As for the crux of this report, it suggests:
- The Democrats put this pre-ordained plan into action because they knew early on they were losing a key state;
- TeleQuest was pre-ordained as the telemarketer of choice (you don’t think the DNC found them in the phone book on election night, do you?);
- The script TeleQuest was using was already written — it had to be, because if the firm made 5,000 calls in the 45 minutes before Florida polls closed, when would there have been time to write the script?
Also an oddity — the DNC intimated that state party officials were receiving lots of phone calls complaining about the “confusion” of the ballot throughout the day. Yet they waited until less than an hour before the polls closed to begin making these phone calls. Not likely; if there was true ballot confusion, a political party would want its supporters to know early and often that they may run into a problem, lest they legitimately cast a vote for the wrong man.
As a coup de grace, TeleQuest also said they provided the names of Palm Beach county residents who said they may have voted “improperly” (remember, this is after being prompted into such a response by the script employed) to the DNC, obviously so Democratic officials could then use those names in anticipated litigation.
It is just amazing to me that the establishment press accepts this tripe without question. A first-year political science major could figure this one out.
In any other election, one could dismiss this whole ordeal as just a cheap political tactic. But in this election, such a tactic could well decide the fate and future of the world’s richest, most powerful nation. That has implications beyond our borders so, in essence, our presidential decision is bigger than all of us.
None of that seems to matter much to Gore and the Democrats. To them power is more important and the path to achieving power justifies the means, no matter how illegal, improper or immoral.
Gore no longer deserves the White House or the respect of the American people.
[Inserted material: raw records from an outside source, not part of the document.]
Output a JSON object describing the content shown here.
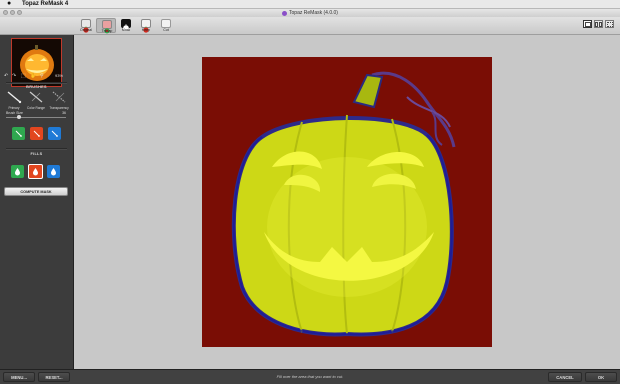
{
  "menubar": {
    "app_name": "Topaz ReMask 4"
  },
  "window": {
    "title": "Topaz ReMask (4.0.0)"
  },
  "toolbar": {
    "tabs": [
      {
        "label": "Original",
        "icon": "apple-icon"
      },
      {
        "label": "Trimap",
        "icon": "trimap-icon"
      },
      {
        "label": "Mask",
        "icon": "mask-icon"
      },
      {
        "label": "Keep",
        "icon": "keep-icon"
      },
      {
        "label": "Cut",
        "icon": "cut-icon"
      }
    ],
    "active_tab": "Trimap"
  },
  "sidebar": {
    "zoom": "93%",
    "brushes_title": "BRUSHES",
    "brushes": [
      {
        "label": "Primary"
      },
      {
        "label": "Color Range"
      },
      {
        "label": "Transparency"
      }
    ],
    "brush_size_label": "Brush Size",
    "brush_size_value": "36",
    "brush_size_level": 0.2,
    "fills_title": "FILLS",
    "compute_label": "COMPUTE MASK"
  },
  "bottom": {
    "menu_label": "MENU...",
    "reset_label": "RESET...",
    "status_text": "Fill over the area that you want to cut.",
    "cancel_label": "CANCEL",
    "ok_label": "OK"
  },
  "colors": {
    "keep_green": "#2fa84f",
    "cut_red": "#e2461f",
    "compute_blue": "#1f7ad6",
    "mask_background": "#7a0d05",
    "mask_yellow": "#d4e01a"
  }
}
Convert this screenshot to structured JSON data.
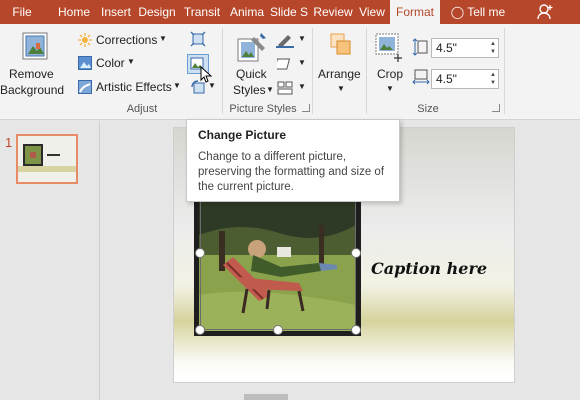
{
  "tabs": [
    {
      "label": "File"
    },
    {
      "label": "Home"
    },
    {
      "label": "Insert"
    },
    {
      "label": "Design"
    },
    {
      "label": "Transit"
    },
    {
      "label": "Anima"
    },
    {
      "label": "Slide S"
    },
    {
      "label": "Review"
    },
    {
      "label": "View"
    },
    {
      "label": "Format"
    },
    {
      "label": "Tell me"
    }
  ],
  "ribbon": {
    "remove_background": [
      "Remove",
      "Background"
    ],
    "corrections": "Corrections",
    "color": "Color",
    "artistic_effects": "Artistic Effects",
    "quick_styles": [
      "Quick",
      "Styles"
    ],
    "arrange": "Arrange",
    "crop": "Crop",
    "height_value": "4.5\"",
    "width_value": "4.5\"",
    "groups": {
      "adjust": "Adjust",
      "picture_styles": "Picture Styles",
      "size": "Size"
    }
  },
  "slides_pane": {
    "slide_number": "1"
  },
  "slide": {
    "caption": "Caption here"
  },
  "tooltip": {
    "title": "Change Picture",
    "body": "Change to a different picture, preserving the formatting and size of the current picture."
  },
  "colors": {
    "accent": "#b7472a",
    "ribbon_bg": "#f3f3f3",
    "workspace": "#e6e6e6"
  }
}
Honesty and integrity are as unfamiliar to him and the DNC as “controlling legal authority.”